Ernst van Dyk finished third in the men’s wheelchair race at the prestigious Tokyo Marathon in Japan on Sunday, crossing the line in 1:31:30.
With the 44-year-old athlete still challenging for major victories, we take a look back on some of the highlights of his spectacular career thus far.
2004 Athens Paralympics (wheelchair track)
Using his immense power, Van Dyk earns three medals against the speed merchants in middle-distance events. He takes silver in the 800m and 1 500m finals and snatches bronze in the 5 000m. His success signals a turning point for the versatile athlete, however, as he switches his focus to the marathon, and the classic distance will ultimately define his career
2008 Beijing Paralympics (wheelchair road)
After breaking clear of a large lead group in the closing stages, Van Dyk is locked in a three-man battle for the podium places in the T54 marathon. Putting up a fight all the way to the line, he grabs the bronze medal, just one second behind Australian winner Kurt Fearnley. He doesn’t take the win on this occasion, but it is a typically gutsy effort from Van Dyk
2014 Boston Marathon (wheelchair road)
Having made history four years earlier by racking up his ninth victory – a record in any division at the world’s oldest marathon – Van Dyk returns to lift his tally to a remarkable 10 wins. Leading from start to finish, he takes complete control of the race, displaying his vast knowledge of the course and utilising his strength on the hills for a convincing triumph
2015 New York Marathon (wheelchair road)
Ten years after securing his maiden win at the prestigious race in the Big Apple, Van Dyk storms through Central Park to bag his second. Having taken his 10th victory at the Boston Marathon the previous year, he beats local favourite Josh George by one second in a hard-fought battle in New York, cementing his dominance of America’s top 42.2km races
2016 Rio Paralympics (handcyling road)
Making a record seventh successive appearance for South Africa at the Paralympics, Van Dyk capitalises on his experience to win a sprint finish in the men’s road race.
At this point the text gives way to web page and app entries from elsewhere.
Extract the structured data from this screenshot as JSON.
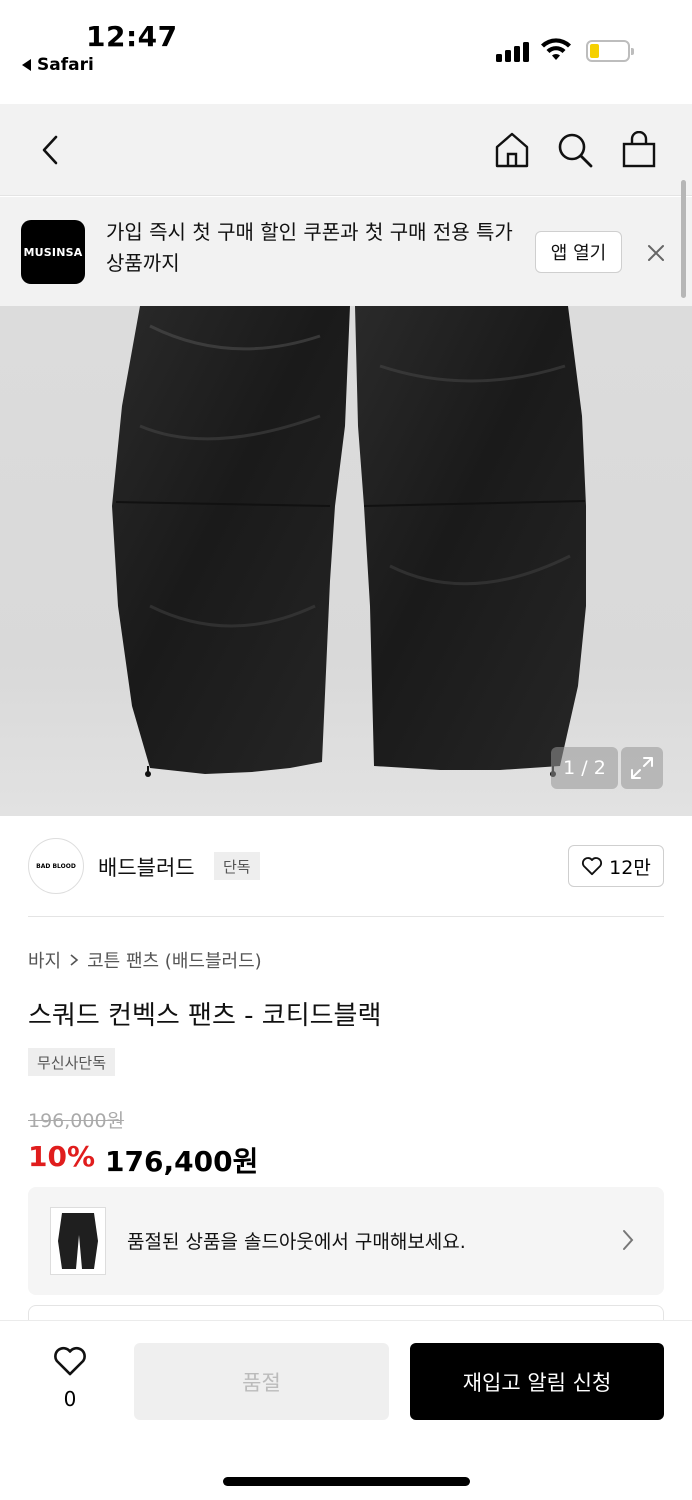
{
  "status_bar": {
    "time": "12:47",
    "back_app": "Safari"
  },
  "banner": {
    "logo_text": "MUSINSA",
    "text": "가입 즉시 첫 구매 할인 쿠폰과 첫 구매 전용 특가 상품까지",
    "open_app_label": "앱 열기"
  },
  "gallery": {
    "page_indicator": "1 / 2"
  },
  "brand": {
    "logo_text": "BAD BLOOD",
    "name": "배드블러드",
    "tag": "단독",
    "likes": "12만"
  },
  "product": {
    "breadcrumb": [
      "바지",
      "코튼 팬츠 (배드블러드)"
    ],
    "title": "스쿼드 컨벡스 팬츠 - 코티드블랙",
    "exclusive_tag": "무신사단독",
    "original_price": "196,000원",
    "discount": "10%",
    "sale_price": "176,400원"
  },
  "soldout_card": {
    "text": "품절된 상품을 솔드아웃에서 구매해보세요."
  },
  "bottom_bar": {
    "wish_count": "0",
    "soldout_label": "품절",
    "restock_label": "재입고 알림 신청"
  },
  "colors": {
    "discount": "#e01d1d",
    "primary_button": "#000000",
    "banner_bg": "#f2f2f2"
  }
}
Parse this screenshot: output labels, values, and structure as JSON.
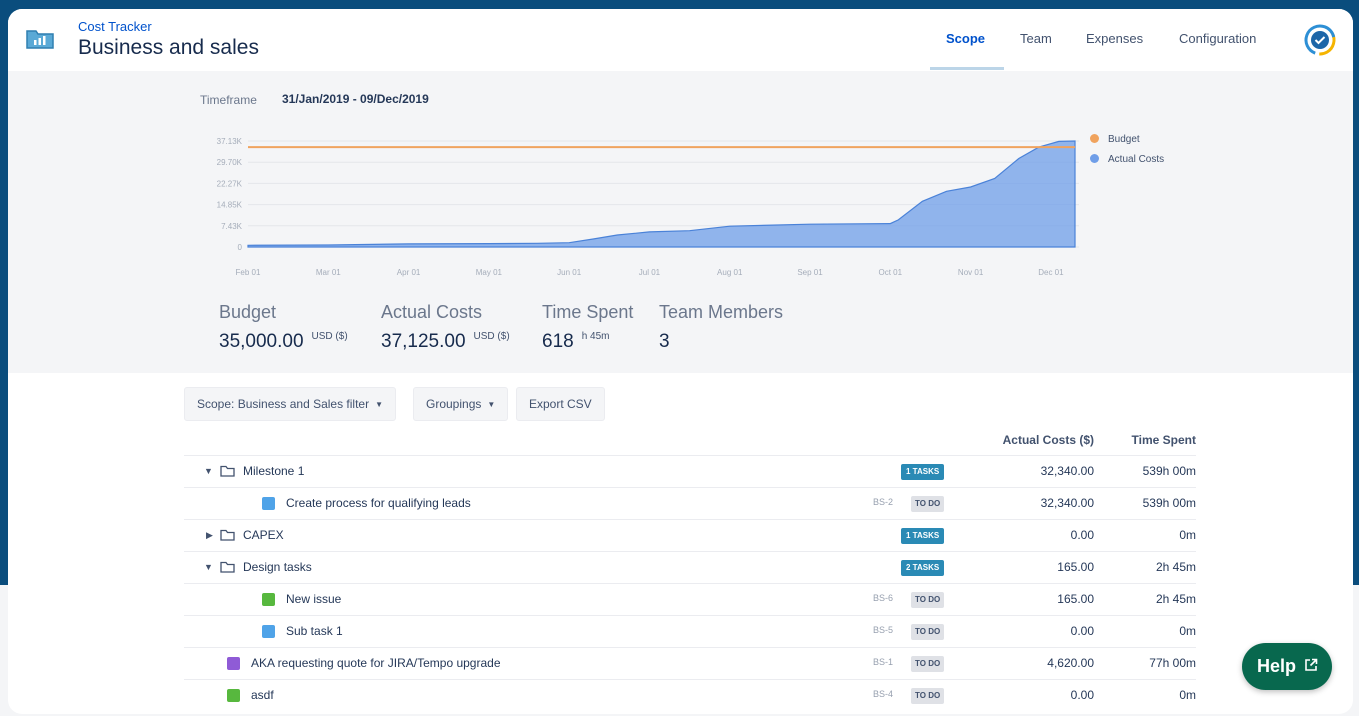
{
  "header": {
    "subtitle": "Cost Tracker",
    "title": "Business and sales",
    "tabs": [
      {
        "label": "Scope",
        "active": true
      },
      {
        "label": "Team",
        "active": false
      },
      {
        "label": "Expenses",
        "active": false
      },
      {
        "label": "Configuration",
        "active": false
      }
    ]
  },
  "timeframe": {
    "label": "Timeframe",
    "value": "31/Jan/2019 - 09/Dec/2019"
  },
  "chart_data": {
    "type": "area",
    "x_labels": [
      "Feb 01",
      "Mar 01",
      "Apr 01",
      "May 01",
      "Jun 01",
      "Jul 01",
      "Aug 01",
      "Sep 01",
      "Oct 01",
      "Nov 01",
      "Dec 01"
    ],
    "y_ticks": [
      "37.13K",
      "29.70K",
      "22.27K",
      "14.85K",
      "7.43K",
      "0"
    ],
    "ylim": [
      0,
      37125
    ],
    "series": [
      {
        "name": "Budget",
        "type": "line",
        "color": "#f0a35e",
        "values": [
          35000,
          35000
        ]
      },
      {
        "name": "Actual Costs",
        "type": "area",
        "color": "#6f9ee8",
        "x": [
          0,
          1.0,
          2.0,
          3.0,
          3.6,
          4.0,
          4.3,
          4.6,
          5.0,
          5.5,
          6.0,
          7.0,
          8.0,
          8.1,
          8.4,
          8.7,
          9.0,
          9.3,
          9.6,
          9.85,
          10.1,
          10.3
        ],
        "values": [
          600,
          700,
          1100,
          1200,
          1300,
          1500,
          2800,
          4200,
          5300,
          5700,
          7300,
          8000,
          8200,
          9500,
          16000,
          19500,
          21000,
          24000,
          31000,
          35000,
          37000,
          37125
        ]
      }
    ]
  },
  "legend": [
    "Budget",
    "Actual Costs"
  ],
  "stats": [
    {
      "label": "Budget",
      "value": "35,000.00",
      "unit": "USD ($)"
    },
    {
      "label": "Actual Costs",
      "value": "37,125.00",
      "unit": "USD ($)"
    },
    {
      "label": "Time Spent",
      "value": "618",
      "unit": "h 45m"
    },
    {
      "label": "Team Members",
      "value": "3",
      "unit": ""
    }
  ],
  "toolbar": {
    "scope_filter": "Scope: Business and Sales filter",
    "groupings": "Groupings",
    "export": "Export CSV"
  },
  "table": {
    "headers": {
      "actual_costs": "Actual Costs ($)",
      "time_spent": "Time Spent"
    },
    "rows": [
      {
        "type": "group",
        "expanded": true,
        "name": "Milestone 1",
        "badge": "1 TASKS",
        "cost": "32,340.00",
        "time": "539h 00m"
      },
      {
        "type": "task",
        "icon": "task-icon",
        "name": "Create process for qualifying leads",
        "key": "BS-2",
        "status": "TO DO",
        "cost": "32,340.00",
        "time": "539h 00m"
      },
      {
        "type": "group",
        "expanded": false,
        "name": "CAPEX",
        "badge": "1 TASKS",
        "cost": "0.00",
        "time": "0m"
      },
      {
        "type": "group",
        "expanded": true,
        "name": "Design tasks",
        "badge": "2 TASKS",
        "cost": "165.00",
        "time": "2h 45m"
      },
      {
        "type": "task",
        "icon": "story-icon",
        "name": "New issue",
        "key": "BS-6",
        "status": "TO DO",
        "cost": "165.00",
        "time": "2h 45m"
      },
      {
        "type": "task",
        "icon": "subtask-icon",
        "name": "Sub task 1",
        "key": "BS-5",
        "status": "TO DO",
        "cost": "0.00",
        "time": "0m"
      },
      {
        "type": "task-root",
        "icon": "epic-icon",
        "name": "AKA requesting quote for JIRA/Tempo upgrade",
        "key": "BS-1",
        "status": "TO DO",
        "cost": "4,620.00",
        "time": "77h 00m"
      },
      {
        "type": "task-root",
        "icon": "story-icon",
        "name": "asdf",
        "key": "BS-4",
        "status": "TO DO",
        "cost": "0.00",
        "time": "0m"
      }
    ]
  },
  "help": {
    "label": "Help"
  }
}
At the age of 43, he edges out former Formula One driver Alex Zanardi of Italy to reclaim the handcycling crown he lifted at the 2008 Games in Beijing. It’s his third straight Paralympic road race medal